Sound Department Bob Baron,Neil Burrow,Richard Burton,Lucy Coldsnow-Smith,Michael Covert,Gabriel Cubos,Chris David,Mike Dobie,Juno J. Ellis,Matthew Harrison,Denise Horta,Scott D. Jackson,Doc Kane,Constance A. Kazmer,Gary Krivacek,Richard Lightstone,Michael Magill,Paul Massey,Alan Robert Murray,Kim Nolan,Bob O’Brien,Jonathan Phillips,Catherine Rowe,Joan Rowe,Dennis S. Sands,Kim Secrist,Craig Sims,Randy Singer,Karen G. Wilson,Rickley W. Dumm
Special Effects by Alan E. Lorimer,Bruce Mattox,Lambert Powell,Paul Stewart
Visual Effects by Pablo Ferro
Stunts Rocky Capella,Annie Ellis,Richard M. Ellis,Rusty Hanson,Kevin Larson,David D. Renaud,Sarah Richter,Ronnie Rondell Jr.,Lori Lynn Ross,Cris Thomas-Hice,Scott Wilder,Danny Wynands,Tom Glass,Cris Thomas-Palomino
Camera and Electrical Department Stephen Beacock,Kevin Boyd,David Brink,Robin Browne,Greg Bubb,Bill Coe,Thomas E. Dignan Jr.,Brent Dignan,James P. Dolan,Jon Baronn Farmer,Kenneth Fundus,Timothy J. Gindele,Richard Guinness Jr.,Tim Guinness,Billy Kerwick,Vincent E. Moore,Harald Ortenburger,Robert Rycroft,Patrick T. Sheridan,James C. Walsh,S.B. Weathersby,Jeff Barklage,Paul Colangelo,Pat Dames,Andrew Hoehn Jr.,Ethan Phillips
Casting Department Jennifer Appleberry,Kathy Binns,Barbara Harris,D. Lynn Meyers
Costume and Wardrobe Department Carol Buckler,Brian Callahan,Pam Cane,Robin K Fields,Wallace G. Lane Jr.,Linda Matthews,Nava R. Sadan
Editorial Department Margaret Adachi,William Fletcher,Paul Martinez,Hillary Murray,Theresa Repola Mohammed,Sean T. Stratton
Location Management Deirdre Costa,Nathan Gendzier,Jule Ann Jappe

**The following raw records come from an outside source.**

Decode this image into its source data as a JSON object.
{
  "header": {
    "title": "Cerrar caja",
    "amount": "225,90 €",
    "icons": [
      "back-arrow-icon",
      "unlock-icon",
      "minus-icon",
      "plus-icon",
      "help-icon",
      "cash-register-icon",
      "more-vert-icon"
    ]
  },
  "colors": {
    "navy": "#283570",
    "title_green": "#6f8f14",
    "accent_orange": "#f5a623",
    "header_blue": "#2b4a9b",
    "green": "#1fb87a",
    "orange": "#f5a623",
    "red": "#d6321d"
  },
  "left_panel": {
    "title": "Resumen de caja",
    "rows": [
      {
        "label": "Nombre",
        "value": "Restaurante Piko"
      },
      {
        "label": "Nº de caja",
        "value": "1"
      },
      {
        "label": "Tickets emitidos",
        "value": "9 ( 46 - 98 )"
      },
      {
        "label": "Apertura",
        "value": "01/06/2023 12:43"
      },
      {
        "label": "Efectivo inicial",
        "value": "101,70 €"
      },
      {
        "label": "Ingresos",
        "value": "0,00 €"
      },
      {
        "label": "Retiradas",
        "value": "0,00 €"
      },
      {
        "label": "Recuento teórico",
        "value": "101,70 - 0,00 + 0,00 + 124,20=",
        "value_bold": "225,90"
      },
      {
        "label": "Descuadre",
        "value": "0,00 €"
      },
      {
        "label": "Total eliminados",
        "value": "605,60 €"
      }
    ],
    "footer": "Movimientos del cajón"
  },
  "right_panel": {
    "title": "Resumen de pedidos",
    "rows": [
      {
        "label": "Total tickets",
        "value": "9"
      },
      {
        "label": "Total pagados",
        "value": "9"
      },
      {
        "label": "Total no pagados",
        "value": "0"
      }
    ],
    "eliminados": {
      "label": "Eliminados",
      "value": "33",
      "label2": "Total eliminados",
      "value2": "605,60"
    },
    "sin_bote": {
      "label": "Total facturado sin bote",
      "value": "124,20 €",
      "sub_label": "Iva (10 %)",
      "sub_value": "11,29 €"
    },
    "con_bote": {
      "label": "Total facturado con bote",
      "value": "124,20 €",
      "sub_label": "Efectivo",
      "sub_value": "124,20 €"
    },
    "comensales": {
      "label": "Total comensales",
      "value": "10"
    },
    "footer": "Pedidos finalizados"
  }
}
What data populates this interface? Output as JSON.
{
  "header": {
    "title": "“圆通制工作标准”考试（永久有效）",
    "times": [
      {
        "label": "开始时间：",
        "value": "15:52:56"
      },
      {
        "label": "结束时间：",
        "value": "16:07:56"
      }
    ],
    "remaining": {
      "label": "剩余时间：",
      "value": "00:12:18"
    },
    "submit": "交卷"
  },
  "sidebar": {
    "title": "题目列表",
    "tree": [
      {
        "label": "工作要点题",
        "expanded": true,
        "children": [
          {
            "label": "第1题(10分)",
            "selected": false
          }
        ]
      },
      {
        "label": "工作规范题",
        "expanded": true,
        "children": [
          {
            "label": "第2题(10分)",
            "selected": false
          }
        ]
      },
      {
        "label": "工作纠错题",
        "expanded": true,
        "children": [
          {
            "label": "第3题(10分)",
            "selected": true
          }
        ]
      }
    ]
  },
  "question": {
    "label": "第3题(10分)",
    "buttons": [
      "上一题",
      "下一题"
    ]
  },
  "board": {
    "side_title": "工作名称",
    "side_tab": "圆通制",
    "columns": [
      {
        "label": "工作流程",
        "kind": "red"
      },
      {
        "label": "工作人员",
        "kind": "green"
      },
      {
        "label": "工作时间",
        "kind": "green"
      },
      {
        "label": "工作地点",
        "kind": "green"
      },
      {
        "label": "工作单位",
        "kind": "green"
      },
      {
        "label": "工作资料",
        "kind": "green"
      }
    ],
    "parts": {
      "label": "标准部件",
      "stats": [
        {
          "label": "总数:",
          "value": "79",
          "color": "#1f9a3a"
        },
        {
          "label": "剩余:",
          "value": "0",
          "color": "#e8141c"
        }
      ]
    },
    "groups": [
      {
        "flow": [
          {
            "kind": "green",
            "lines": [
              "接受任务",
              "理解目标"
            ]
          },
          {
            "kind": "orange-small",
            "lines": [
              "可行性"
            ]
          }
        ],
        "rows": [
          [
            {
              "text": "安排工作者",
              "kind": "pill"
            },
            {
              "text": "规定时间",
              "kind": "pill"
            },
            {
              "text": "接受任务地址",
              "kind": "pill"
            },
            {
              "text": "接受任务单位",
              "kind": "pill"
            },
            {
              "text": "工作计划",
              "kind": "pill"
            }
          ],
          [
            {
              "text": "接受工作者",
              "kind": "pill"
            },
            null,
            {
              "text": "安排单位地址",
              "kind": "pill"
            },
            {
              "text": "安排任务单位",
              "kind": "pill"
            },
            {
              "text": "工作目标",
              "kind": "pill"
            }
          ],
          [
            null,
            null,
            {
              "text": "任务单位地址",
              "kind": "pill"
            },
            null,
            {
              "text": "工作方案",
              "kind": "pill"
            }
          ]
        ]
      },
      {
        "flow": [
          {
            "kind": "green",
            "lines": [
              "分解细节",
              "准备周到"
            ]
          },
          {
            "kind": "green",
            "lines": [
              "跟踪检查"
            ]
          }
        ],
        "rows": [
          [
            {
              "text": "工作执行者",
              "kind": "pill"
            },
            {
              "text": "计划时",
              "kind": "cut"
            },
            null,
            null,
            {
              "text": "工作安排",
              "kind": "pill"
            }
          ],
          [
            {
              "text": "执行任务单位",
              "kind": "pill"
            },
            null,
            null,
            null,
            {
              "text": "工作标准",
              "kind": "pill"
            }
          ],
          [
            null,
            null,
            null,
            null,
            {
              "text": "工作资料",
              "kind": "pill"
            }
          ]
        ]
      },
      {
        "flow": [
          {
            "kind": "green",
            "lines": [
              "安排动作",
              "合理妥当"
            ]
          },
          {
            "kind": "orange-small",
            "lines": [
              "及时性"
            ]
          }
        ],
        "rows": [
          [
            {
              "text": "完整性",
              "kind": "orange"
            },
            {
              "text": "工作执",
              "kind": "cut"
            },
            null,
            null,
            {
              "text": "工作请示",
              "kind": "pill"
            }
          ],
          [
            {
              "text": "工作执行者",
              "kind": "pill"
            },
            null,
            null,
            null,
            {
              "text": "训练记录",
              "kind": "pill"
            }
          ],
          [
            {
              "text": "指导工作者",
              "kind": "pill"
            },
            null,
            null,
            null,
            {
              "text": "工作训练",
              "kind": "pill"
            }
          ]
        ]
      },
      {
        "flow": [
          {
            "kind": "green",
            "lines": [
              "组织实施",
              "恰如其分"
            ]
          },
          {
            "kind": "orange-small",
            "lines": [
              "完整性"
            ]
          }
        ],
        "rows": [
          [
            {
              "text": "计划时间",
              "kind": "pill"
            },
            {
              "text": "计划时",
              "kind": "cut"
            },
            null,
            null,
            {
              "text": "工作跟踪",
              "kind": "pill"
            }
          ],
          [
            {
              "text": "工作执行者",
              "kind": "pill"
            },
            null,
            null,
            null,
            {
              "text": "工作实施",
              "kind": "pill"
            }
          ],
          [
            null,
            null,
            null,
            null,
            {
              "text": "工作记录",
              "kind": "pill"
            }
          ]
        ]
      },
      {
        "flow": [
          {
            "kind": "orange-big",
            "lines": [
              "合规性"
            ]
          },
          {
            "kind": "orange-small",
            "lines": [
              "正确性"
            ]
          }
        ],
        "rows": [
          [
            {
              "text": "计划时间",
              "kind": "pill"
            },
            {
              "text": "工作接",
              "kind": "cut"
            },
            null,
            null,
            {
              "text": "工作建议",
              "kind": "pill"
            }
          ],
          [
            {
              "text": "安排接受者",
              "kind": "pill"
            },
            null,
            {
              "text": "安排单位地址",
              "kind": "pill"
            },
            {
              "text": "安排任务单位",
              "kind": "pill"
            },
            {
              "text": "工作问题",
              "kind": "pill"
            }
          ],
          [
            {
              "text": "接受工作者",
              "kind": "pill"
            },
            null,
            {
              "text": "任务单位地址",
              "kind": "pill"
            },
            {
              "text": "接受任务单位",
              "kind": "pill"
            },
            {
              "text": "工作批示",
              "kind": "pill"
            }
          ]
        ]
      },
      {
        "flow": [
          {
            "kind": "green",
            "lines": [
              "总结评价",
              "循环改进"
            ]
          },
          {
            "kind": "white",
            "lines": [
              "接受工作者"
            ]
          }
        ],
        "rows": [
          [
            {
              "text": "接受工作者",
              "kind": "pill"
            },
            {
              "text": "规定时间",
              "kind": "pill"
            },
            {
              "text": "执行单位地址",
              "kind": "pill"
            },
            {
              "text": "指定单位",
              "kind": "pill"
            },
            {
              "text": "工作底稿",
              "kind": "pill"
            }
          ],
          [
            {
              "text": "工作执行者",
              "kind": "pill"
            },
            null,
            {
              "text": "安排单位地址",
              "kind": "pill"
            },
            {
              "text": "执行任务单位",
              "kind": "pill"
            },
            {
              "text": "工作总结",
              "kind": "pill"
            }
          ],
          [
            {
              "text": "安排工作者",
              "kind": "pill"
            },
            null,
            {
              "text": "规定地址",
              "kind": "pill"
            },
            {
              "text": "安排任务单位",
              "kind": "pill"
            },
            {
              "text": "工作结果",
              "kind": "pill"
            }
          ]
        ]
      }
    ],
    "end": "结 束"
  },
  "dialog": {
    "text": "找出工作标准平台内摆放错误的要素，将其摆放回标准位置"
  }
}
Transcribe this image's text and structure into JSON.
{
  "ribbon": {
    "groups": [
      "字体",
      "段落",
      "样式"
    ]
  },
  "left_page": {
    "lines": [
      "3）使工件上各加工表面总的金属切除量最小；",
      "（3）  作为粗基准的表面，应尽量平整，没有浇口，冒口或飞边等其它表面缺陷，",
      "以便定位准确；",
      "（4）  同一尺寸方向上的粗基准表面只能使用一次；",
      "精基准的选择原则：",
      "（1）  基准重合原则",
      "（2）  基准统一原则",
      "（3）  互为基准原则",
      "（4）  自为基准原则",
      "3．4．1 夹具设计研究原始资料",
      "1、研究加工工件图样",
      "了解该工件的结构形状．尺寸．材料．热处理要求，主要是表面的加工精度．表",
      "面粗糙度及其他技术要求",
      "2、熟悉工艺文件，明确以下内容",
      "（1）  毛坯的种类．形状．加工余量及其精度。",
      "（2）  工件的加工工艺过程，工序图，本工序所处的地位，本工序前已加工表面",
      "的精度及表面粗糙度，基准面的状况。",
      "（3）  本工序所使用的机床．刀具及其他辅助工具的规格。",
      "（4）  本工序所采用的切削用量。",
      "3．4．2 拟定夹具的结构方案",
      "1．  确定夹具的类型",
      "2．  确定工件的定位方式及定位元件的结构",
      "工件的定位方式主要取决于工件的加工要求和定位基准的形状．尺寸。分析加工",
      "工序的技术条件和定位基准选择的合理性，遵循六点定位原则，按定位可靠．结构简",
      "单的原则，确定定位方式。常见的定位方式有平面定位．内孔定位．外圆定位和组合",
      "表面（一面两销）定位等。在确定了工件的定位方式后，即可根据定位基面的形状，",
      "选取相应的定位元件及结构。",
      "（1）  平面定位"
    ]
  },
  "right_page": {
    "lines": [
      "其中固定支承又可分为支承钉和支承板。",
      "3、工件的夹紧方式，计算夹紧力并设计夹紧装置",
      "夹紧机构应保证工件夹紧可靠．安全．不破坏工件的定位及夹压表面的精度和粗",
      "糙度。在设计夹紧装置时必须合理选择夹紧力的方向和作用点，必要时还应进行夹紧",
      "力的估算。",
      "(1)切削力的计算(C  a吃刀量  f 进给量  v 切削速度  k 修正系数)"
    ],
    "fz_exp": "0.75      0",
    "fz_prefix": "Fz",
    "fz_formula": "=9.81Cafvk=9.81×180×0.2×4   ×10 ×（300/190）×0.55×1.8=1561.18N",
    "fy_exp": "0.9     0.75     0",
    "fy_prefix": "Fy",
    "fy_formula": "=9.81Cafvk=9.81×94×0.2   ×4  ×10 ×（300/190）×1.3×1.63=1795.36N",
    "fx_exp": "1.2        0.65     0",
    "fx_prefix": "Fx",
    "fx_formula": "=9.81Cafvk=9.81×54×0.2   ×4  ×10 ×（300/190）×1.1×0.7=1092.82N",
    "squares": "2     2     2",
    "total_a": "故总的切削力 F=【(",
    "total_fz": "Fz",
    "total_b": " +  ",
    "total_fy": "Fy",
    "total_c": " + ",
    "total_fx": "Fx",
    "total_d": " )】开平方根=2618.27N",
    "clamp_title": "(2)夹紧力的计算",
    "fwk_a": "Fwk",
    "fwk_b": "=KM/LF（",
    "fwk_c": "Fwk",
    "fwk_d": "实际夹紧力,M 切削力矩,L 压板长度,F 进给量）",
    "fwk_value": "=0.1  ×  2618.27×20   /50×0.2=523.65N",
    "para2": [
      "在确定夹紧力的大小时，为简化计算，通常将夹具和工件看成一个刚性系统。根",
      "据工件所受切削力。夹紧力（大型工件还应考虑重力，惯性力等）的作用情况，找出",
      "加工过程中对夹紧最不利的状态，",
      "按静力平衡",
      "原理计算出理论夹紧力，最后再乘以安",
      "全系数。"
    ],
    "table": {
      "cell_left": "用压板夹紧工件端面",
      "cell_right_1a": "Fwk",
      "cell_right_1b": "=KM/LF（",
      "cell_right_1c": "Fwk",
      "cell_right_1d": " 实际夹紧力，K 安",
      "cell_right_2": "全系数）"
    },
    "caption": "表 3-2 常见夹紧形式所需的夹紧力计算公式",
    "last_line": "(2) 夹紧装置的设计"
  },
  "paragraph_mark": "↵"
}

Music Department Christie Barnes,Bob Bornstein,Sandy DeCrescent,Artie Kane,Bobby Muzingo,John Neufeld,Conrad Pope,Dennis S. Sands,Kenneth Wannberg,Richard Whitfield,Tom Boyd,Denise Carver,Geoff Maxwell,William Pearson,James Thatcher
Script and Continuity Department Karen Hale Wookey
Transportation Department Oscar Beguiristain,Bucky Braunsdorf,Michael Sean Ryan,George Bolton
Additional Crew Kelly Barr,Tracy Beckman,Troy A. Blome,Brook Bobbitt,Nathaniel Bonini,Lesley Brander,Richard Brander,Joe Cacciotti,Robert C. Campion,Annie Casper,Alan Collis,Debbie Cottle,Pablo Ferro,Wayne Gee,Rhona Gordon,Jim Hills,West Humphries,Annamarie Maricle Jennaway,Barry Kirschner,Susanne T. Kloeb,Stephanie Laing,Sonya Lunsford,Ian Edward Martin,Caitlin McLean,Mark Mench,Crystal Moffett,Bill Murphy,Susan Paley,Mary T. Radford,Candisse Reynolds,David Sander,Adam Shankman,Shelly Spotleson Sinclair,Debbie Tieman,Susan Trembly,Sib Ventress,S.B. Weathersby,Yvonne Yaconelli,Erin M. Corken,Gina D’Orazio,Carrie Fisher,Steve Grothaus,John Mattingly
Genres Comedy, Romance
Companies Paramount Pictures, The Kennedy/Marshall Company
Countries USA
Languages English
ContentRating PG-13
ImDbRating 5.6
ImDbRatingVotes 12337
Keywords blonde,boy,school,classroom,female reproductive system